### Task instructions
Please give the whole listing again word for word, and drop any pictures it holds.

━━━ Dataset records ━━━

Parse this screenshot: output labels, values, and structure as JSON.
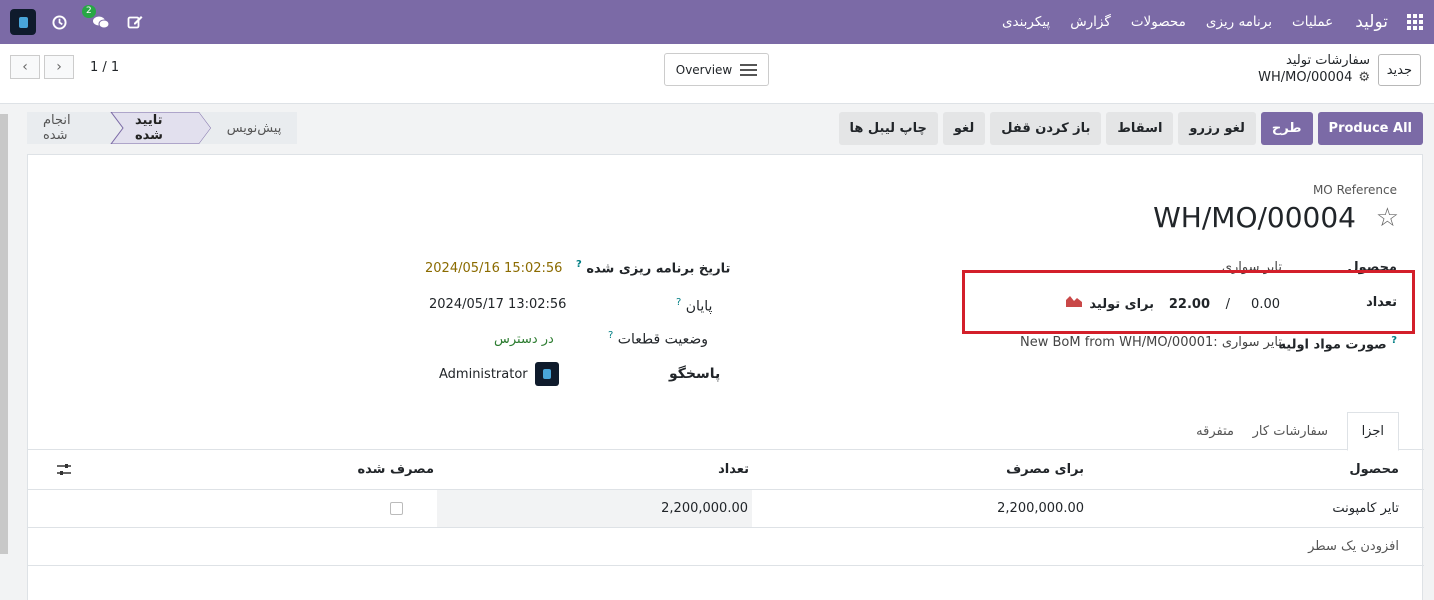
{
  "navbar": {
    "brand": "تولید",
    "menu": [
      "عملیات",
      "برنامه ریزی",
      "محصولات",
      "گزارش",
      "پیکربندی"
    ],
    "chat_badge": "2"
  },
  "control": {
    "new_label": "جدید",
    "breadcrumb_parent": "سفارشات تولید",
    "breadcrumb_current": "WH/MO/00004",
    "overview_label": "Overview",
    "pager": "1 / 1"
  },
  "actions": [
    "Produce All",
    "طرح",
    "لغو رزرو",
    "اسقاط",
    "باز کردن قفل",
    "لغو",
    "چاپ لیبل ها"
  ],
  "stages": [
    "انجام شده",
    "تایید شده",
    "پیش‌نویس"
  ],
  "form": {
    "mo_label": "MO Reference",
    "mo_name": "WH/MO/00004",
    "product_label": "محصول",
    "product_value": "تایر سواری",
    "qty_label": "تعداد",
    "qty_produced": "0.00",
    "qty_sep": "/",
    "qty_total": "22.00",
    "qty_unit_label": "برای تولید",
    "bom_label": "صورت مواد اولیه",
    "bom_value": "New BoM from WH/MO/00001: تایر سواری",
    "date_planned_label": "تاریخ برنامه ریزی شده",
    "date_planned": "2024/05/16 15:02:56",
    "date_end_label": "پایان",
    "date_end": "2024/05/17 13:02:56",
    "components_label": "وضعیت قطعات",
    "components_value": "در دسترس",
    "responsible_label": "پاسخگو",
    "responsible_value": "Administrator"
  },
  "tabs": [
    "اجزا",
    "سفارشات کار",
    "متفرقه"
  ],
  "table": {
    "headers": [
      "محصول",
      "برای مصرف",
      "تعداد",
      "مصرف شده"
    ],
    "rows": [
      {
        "product": "تایر کامپونت",
        "to_consume": "2,200,000.00",
        "quantity": "2,200,000.00"
      }
    ],
    "add_line": "افزودن یک سطر"
  }
}
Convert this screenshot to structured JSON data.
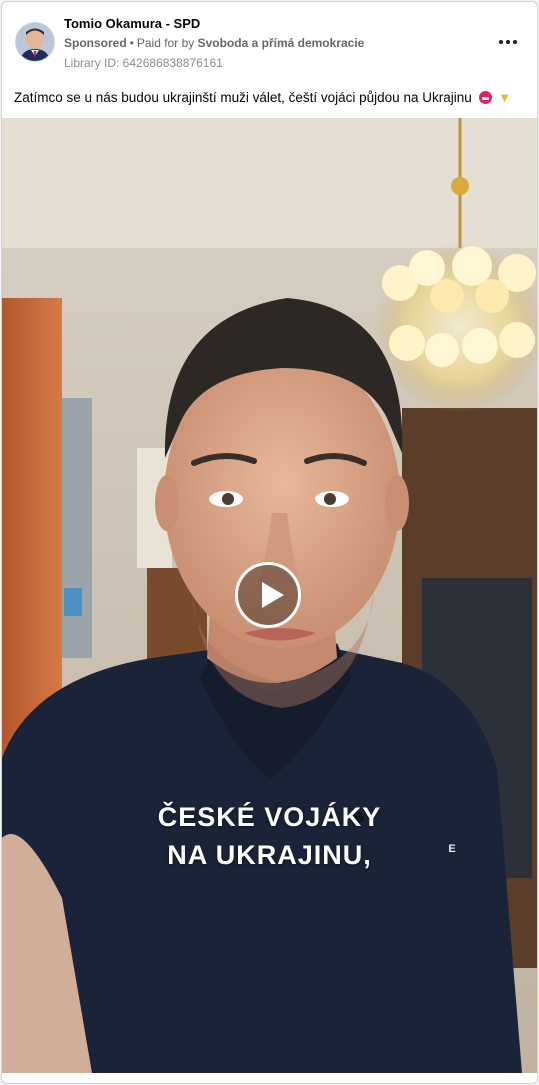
{
  "post": {
    "author": "Tomio Okamura - SPD",
    "sponsored": "Sponsored",
    "separator": "•",
    "paid_for_prefix": "Paid for by",
    "paid_for_by": "Svoboda a přímá demokracie",
    "library_id": "Library ID: 642686838876161",
    "caption": "Zatímco se u nás budou ukrajinští muži válet, čeští vojáci půjdou na Ukrajinu",
    "caption_emojis": [
      "angry-face-icon",
      "thumbs-down-icon"
    ]
  },
  "video": {
    "subtitle_line1": "ČESKÉ VOJÁKY",
    "subtitle_line2": "NA UKRAJINU,",
    "shirt_badge": "E"
  },
  "colors": {
    "card_bg": "#ffffff",
    "text_primary": "#050505",
    "text_secondary": "#65676b",
    "shirt": "#1b2338"
  }
}
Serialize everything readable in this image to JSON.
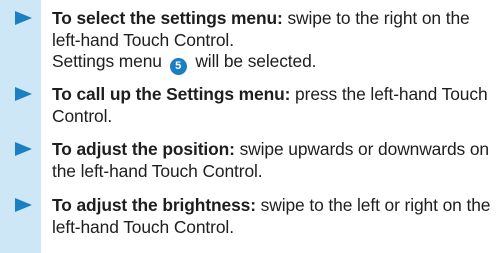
{
  "accent_color": "#1c7fc1",
  "strip_color": "#cde7f6",
  "icons": {
    "step_marker": "triangle-right-icon",
    "number_badge": "numbered-circle-icon"
  },
  "steps": [
    {
      "lead": "To select the settings menu:",
      "body": " swipe to the right on the left-hand Touch Control.",
      "note": {
        "before": "Settings menu ",
        "badge": "5",
        "after": " will be selected."
      }
    },
    {
      "lead": "To call up the Settings menu:",
      "body": " press the left-hand Touch Control."
    },
    {
      "lead": "To adjust the position:",
      "body": " swipe upwards or downwards on the left-hand Touch Control."
    },
    {
      "lead": "To adjust the brightness:",
      "body": " swipe to the left or right on the left-hand Touch Control."
    }
  ]
}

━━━

### Your response
Parse this screenshot: output labels, values, and structure as JSON.
{
  "navbar": {
    "brand": "تولید",
    "menu": [
      "عملیات",
      "برنامه ریزی",
      "محصولات",
      "گزارش",
      "پیکربندی"
    ],
    "chat_badge": "2"
  },
  "control": {
    "new_label": "جدید",
    "breadcrumb_parent": "سفارشات تولید",
    "breadcrumb_current": "WH/MO/00004",
    "overview_label": "Overview",
    "pager": "1 / 1"
  },
  "actions": [
    "Produce All",
    "طرح",
    "لغو رزرو",
    "اسقاط",
    "باز کردن قفل",
    "لغو",
    "چاپ لیبل ها"
  ],
  "stages": [
    "انجام شده",
    "تایید شده",
    "پیش‌نویس"
  ],
  "form": {
    "mo_label": "MO Reference",
    "mo_name": "WH/MO/00004",
    "product_label": "محصول",
    "product_value": "تایر سواری",
    "qty_label": "تعداد",
    "qty_produced": "0.00",
    "qty_sep": "/",
    "qty_total": "22.00",
    "qty_unit_label": "برای تولید",
    "bom_label": "صورت مواد اولیه",
    "bom_value": "New BoM from WH/MO/00001: تایر سواری",
    "date_planned_label": "تاریخ برنامه ریزی شده",
    "date_planned": "2024/05/16 15:02:56",
    "date_end_label": "پایان",
    "date_end": "2024/05/17 13:02:56",
    "components_label": "وضعیت قطعات",
    "components_value": "در دسترس",
    "responsible_label": "پاسخگو",
    "responsible_value": "Administrator"
  },
  "tabs": [
    "اجزا",
    "سفارشات کار",
    "متفرقه"
  ],
  "table": {
    "headers": [
      "محصول",
      "برای مصرف",
      "تعداد",
      "مصرف شده"
    ],
    "rows": [
      {
        "product": "تایر کامپونت",
        "to_consume": "2,200,000.00",
        "quantity": "2,200,000.00"
      }
    ],
    "add_line": "افزودن یک سطر"
  }
}
Convert this screenshot to structured JSON data.
{
  "post": {
    "author": "Tomio Okamura - SPD",
    "sponsored": "Sponsored",
    "separator": "•",
    "paid_for_prefix": "Paid for by",
    "paid_for_by": "Svoboda a přímá demokracie",
    "library_id": "Library ID: 642686838876161",
    "caption": "Zatímco se u nás budou ukrajinští muži válet, čeští vojáci půjdou na Ukrajinu",
    "caption_emojis": [
      "angry-face-icon",
      "thumbs-down-icon"
    ]
  },
  "video": {
    "subtitle_line1": "ČESKÉ VOJÁKY",
    "subtitle_line2": "NA UKRAJINU,",
    "shirt_badge": "E"
  },
  "colors": {
    "card_bg": "#ffffff",
    "text_primary": "#050505",
    "text_secondary": "#65676b",
    "shirt": "#1b2338"
  }
}
Serialize everything readable in this image to JSON.
{
  "accent_color": "#1c7fc1",
  "strip_color": "#cde7f6",
  "icons": {
    "step_marker": "triangle-right-icon",
    "number_badge": "numbered-circle-icon"
  },
  "steps": [
    {
      "lead": "To select the settings menu:",
      "body": " swipe to the right on the left-hand Touch Control.",
      "note": {
        "before": "Settings menu ",
        "badge": "5",
        "after": " will be selected."
      }
    },
    {
      "lead": "To call up the Settings menu:",
      "body": " press the left-hand Touch Control."
    },
    {
      "lead": "To adjust the position:",
      "body": " swipe upwards or downwards on the left-hand Touch Control."
    },
    {
      "lead": "To adjust the brightness:",
      "body": " swipe to the left or right on the left-hand Touch Control."
    }
  ]
}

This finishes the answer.